2006 SAAB 9-3 2.0T 2.0L turbo from North America
Safe and fun car to drive
Before 1,000 miles, there were two incidents of engine almost stalling for 1 or 2 seconds while waiting at traffic lights. Nothing happened, and it never happened again. Possibly due to the run-in period.
At ~1,500 miles, one headlight seemed to have malfunctioned for a split second, and SID (Saab Information Display) informed me about it. Never happened again.
The alarm sporadically sounds off when I unlock only the trunk (and nothing else) and open the trunk lid. I have to unlock door(s) in order to turn it off. Later the SID would show me about that, which I already knew. I brought my car into the dealer twice (when I had oil changes at 10,000 and 20,000 miles services) to try to get this fixed, but the dealer failed to help and fix this problem.
The automatic door locks do not behave the way I preferred, and I requested help from dealer during my oil change appointments, but the issue still exists. I am not sure if this is by design (hopefully not), but it seems like the in-car computer (BCU?) is really hard to configure. I want the remote control to unlock driver's side door after pressing once on the unlock key and all doors after pressing the unlock key twice. (This used to work fine.) I also want to have all doors locked after I start driving the car, and when the car reaches a certain speed, and this has been configured as preferred (although it seems like the locking is triggered by RPM more than speed). In addition, I would like all doors to be unlocked when I turn off the engine and remove the key. This caused me to leave my car with the dealer for three days (one day to diagnose if the BCU (?) is malfunctioning and sending unlock signal to only driver's side of door, and two days to replace the BCU and reconfiguration). Now it works fine, but the unlock door remote control key does not work the way I want. It opens all doors now.
As mentioned by the survey "Multi-cultural Swedish performance", there is a very minor rattle noise at driver's side happening once in a while. I think it might be caused by the airbag (inflatable curtain).
I fell in love with Saab since 1995 when I first drove a 1988 Saab 900 Turbo in winter time. Driving on snow with it is like driving on regular pavement. I test drove a 2003 or 2004 Saab 93 convertible and loved the powertrain, so I started paying attention to it until I finally can afford it in 2006.
After I finally had it in 2006, I was having some difficult time getting used to it at first. The sudden power supply when passing in heavy traffic almost gave me an accident because I didn't realize it is so fast without realizing the turbo lag on this car is not obvious.
This is a very potent car for commuting. My routes to work involves uphills and downhills, and it handles with absolute ease. No sign of struggle at all.
The braking system is one of the best about this car. It brakes so smoothly, quietly and rapidly that you will tend not to hit the brakes until the last moment. Although the front rotors are much larger than the rear ones, there are much more braking dust in the rear than in the front. I asked about this of the dealer, and they just told me this car is designed this way. Unless the material is used differently for the front and rear brakes, I don't understand how this is done. I would be really interested in knowing the philosophy of this design.

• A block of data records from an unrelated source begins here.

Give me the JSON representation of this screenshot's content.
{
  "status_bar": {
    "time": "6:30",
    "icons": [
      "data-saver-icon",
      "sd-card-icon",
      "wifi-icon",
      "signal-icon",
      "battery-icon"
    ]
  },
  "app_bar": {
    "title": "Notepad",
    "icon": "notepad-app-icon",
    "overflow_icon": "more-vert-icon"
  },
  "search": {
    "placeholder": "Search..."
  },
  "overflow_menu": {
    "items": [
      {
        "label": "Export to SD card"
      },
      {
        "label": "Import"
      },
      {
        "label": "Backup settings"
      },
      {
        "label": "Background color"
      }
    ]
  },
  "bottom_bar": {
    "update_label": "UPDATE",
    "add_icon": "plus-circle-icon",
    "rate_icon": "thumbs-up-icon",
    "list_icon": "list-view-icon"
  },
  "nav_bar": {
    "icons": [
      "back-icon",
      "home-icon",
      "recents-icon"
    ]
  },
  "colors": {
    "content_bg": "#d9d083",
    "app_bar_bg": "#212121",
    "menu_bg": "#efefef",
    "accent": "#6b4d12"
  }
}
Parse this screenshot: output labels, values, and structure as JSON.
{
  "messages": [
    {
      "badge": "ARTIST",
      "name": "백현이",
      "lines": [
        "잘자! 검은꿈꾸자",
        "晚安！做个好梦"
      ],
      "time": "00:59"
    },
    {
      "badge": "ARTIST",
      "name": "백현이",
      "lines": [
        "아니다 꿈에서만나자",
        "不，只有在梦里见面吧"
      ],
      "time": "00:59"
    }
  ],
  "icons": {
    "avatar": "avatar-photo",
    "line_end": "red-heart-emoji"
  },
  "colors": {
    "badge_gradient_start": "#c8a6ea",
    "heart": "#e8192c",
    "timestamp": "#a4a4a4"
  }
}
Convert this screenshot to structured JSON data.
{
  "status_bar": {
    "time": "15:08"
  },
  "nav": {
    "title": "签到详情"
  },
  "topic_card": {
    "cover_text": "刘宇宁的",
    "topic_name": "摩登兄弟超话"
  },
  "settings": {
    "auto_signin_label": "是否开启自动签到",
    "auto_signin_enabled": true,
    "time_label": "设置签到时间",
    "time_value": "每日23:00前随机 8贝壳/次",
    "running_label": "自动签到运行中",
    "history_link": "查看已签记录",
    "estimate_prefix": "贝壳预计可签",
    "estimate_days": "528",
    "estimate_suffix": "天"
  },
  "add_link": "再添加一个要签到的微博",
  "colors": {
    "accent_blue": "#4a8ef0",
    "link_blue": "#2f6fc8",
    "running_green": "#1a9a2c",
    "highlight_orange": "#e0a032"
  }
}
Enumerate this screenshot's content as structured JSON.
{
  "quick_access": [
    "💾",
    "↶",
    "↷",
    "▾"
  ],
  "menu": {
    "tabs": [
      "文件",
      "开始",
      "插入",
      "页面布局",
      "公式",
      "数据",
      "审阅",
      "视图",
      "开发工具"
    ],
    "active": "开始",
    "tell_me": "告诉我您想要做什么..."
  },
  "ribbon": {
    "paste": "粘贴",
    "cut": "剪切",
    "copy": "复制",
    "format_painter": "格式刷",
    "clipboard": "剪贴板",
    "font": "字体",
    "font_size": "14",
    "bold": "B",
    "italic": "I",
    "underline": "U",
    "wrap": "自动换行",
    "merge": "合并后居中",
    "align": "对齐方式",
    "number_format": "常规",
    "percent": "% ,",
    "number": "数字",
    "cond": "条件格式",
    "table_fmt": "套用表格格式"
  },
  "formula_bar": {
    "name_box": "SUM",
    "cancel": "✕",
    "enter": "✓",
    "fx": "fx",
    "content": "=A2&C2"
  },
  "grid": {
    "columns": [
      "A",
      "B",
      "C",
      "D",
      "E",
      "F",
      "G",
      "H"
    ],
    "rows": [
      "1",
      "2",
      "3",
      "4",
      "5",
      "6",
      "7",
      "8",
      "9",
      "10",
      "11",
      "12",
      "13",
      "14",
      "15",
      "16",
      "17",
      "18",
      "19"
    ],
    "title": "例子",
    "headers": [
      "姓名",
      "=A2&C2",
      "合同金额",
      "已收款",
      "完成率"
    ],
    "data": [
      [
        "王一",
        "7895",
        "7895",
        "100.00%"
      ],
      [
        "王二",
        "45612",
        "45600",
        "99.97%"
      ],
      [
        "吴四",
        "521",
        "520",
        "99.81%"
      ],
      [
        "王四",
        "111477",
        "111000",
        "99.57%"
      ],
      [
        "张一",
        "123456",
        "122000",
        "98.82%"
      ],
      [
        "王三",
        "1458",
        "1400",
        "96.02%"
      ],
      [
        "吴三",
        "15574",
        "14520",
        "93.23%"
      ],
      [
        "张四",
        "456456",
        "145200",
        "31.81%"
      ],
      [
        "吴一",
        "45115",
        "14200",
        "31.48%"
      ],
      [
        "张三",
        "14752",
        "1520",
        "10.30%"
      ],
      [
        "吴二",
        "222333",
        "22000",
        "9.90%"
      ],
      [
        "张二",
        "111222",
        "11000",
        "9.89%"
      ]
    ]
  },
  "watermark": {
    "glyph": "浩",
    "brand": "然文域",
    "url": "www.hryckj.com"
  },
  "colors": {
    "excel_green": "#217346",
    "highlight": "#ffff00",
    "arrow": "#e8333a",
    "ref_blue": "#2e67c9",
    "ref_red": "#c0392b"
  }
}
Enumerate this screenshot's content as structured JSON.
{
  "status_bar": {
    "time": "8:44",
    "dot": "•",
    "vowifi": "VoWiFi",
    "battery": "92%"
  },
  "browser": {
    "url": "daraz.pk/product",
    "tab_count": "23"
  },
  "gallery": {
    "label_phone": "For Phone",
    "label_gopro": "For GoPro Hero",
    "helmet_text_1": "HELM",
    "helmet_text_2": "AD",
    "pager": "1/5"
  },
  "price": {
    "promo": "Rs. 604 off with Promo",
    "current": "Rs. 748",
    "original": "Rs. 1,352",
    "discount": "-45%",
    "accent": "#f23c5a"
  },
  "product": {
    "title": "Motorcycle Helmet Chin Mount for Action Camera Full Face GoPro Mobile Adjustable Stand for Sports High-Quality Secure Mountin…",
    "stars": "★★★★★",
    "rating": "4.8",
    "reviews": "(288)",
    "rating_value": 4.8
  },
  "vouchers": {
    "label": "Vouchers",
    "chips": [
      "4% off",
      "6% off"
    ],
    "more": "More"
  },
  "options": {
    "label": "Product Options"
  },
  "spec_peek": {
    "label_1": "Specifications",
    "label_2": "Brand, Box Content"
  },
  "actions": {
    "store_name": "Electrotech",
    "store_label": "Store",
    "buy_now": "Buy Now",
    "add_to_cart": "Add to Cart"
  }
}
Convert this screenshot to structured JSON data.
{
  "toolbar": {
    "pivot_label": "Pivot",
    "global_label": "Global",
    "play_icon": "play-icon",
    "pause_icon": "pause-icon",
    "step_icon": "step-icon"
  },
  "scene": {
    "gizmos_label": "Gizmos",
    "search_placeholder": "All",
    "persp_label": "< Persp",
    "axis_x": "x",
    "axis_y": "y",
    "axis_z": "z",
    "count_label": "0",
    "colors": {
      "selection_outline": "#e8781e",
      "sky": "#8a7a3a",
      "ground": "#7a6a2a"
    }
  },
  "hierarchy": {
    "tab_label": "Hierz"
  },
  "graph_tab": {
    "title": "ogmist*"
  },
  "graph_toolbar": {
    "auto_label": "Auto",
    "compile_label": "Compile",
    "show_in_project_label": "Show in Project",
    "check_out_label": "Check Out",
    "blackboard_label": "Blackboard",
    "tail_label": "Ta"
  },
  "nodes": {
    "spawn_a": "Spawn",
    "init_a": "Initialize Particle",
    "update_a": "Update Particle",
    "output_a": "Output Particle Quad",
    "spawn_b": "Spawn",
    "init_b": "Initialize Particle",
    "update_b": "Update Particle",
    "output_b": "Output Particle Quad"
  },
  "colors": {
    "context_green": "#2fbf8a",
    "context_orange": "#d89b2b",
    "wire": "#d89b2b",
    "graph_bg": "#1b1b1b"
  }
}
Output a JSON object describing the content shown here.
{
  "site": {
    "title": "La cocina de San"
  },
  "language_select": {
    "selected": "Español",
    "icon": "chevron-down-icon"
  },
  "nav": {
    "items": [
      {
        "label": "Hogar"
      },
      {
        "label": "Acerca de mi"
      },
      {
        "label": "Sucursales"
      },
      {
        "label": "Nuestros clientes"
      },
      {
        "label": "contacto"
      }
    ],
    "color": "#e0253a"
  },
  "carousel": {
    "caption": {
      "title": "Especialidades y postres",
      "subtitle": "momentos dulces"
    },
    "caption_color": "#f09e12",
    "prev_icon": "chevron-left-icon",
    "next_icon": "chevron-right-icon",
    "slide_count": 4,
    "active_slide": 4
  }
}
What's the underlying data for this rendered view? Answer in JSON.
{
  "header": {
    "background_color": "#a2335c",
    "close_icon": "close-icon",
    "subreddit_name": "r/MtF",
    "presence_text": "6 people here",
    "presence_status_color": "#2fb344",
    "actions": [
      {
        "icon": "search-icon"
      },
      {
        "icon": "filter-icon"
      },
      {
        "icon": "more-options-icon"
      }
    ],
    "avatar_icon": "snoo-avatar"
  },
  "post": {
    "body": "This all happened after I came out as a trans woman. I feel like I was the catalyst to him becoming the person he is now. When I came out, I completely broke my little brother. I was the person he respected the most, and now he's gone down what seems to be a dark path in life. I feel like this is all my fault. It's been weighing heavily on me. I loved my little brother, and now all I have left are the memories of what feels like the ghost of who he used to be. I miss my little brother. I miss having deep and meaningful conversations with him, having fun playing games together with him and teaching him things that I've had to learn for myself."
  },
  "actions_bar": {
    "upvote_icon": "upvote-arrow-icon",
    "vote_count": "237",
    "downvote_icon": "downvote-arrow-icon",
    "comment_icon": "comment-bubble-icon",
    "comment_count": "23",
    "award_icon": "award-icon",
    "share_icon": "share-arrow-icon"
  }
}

I did not give "comfort" a full score because the suspension is a little bit too tight for speed bumps (that keep people driving slowly) even when driving slowly. The suspension holds road pretty well at turns (although I am no extreme driver) with a confident feel.
Although the rear seats look like having short leg room, they do have ample hip room to compensate rear seat passengers' comfort assuming they sit with proper posture.
Safety is the first reason I chose this car. Besides my objective feeling towards the handling of this car, IIHS (Insurance Institute for Highway Safety) has given Saab 93 the top safety pick award in consecutive years for its class. This is a feature more important than anything else to me, and that is why I always recommend this car to everyone I know.
Would you buy another car from this manufacturer? Yes
Review Date: 8th March, 2008
I have had none of the problems you have mentioned except for the rear wheels becoming caked with brake pad dust while the fronts remain clean. I have assumed that the different deposition rate is due to the location of the wheels. Perhaps the air flow is better around the front wheels thus "cleaning" them. I, also, will consider a Saab for my next car.
The alarm going off when the trunk is open is because the doors on the car are locked. The Saab 9-3 security was designed with one circuit, not two. In other words, if the circuit is closed on the doors (the doors are locked), the alarm is activated. When you open the trunk, if there is enough vibration it sets the alarm off since the trunk is not wired into the alarm system.
Unfortunately, this is a "bad" although intentional design by the Saab engineers, and has to be attributed to one of the "quirks" of the brand. I don't like it either, but I just unlock a door before opening the trunk - and the alarm does not go off at all anymore.
This explanation is available in the Saab maintenance book, any Saab dealer with a good repair staff should be able to tell you this.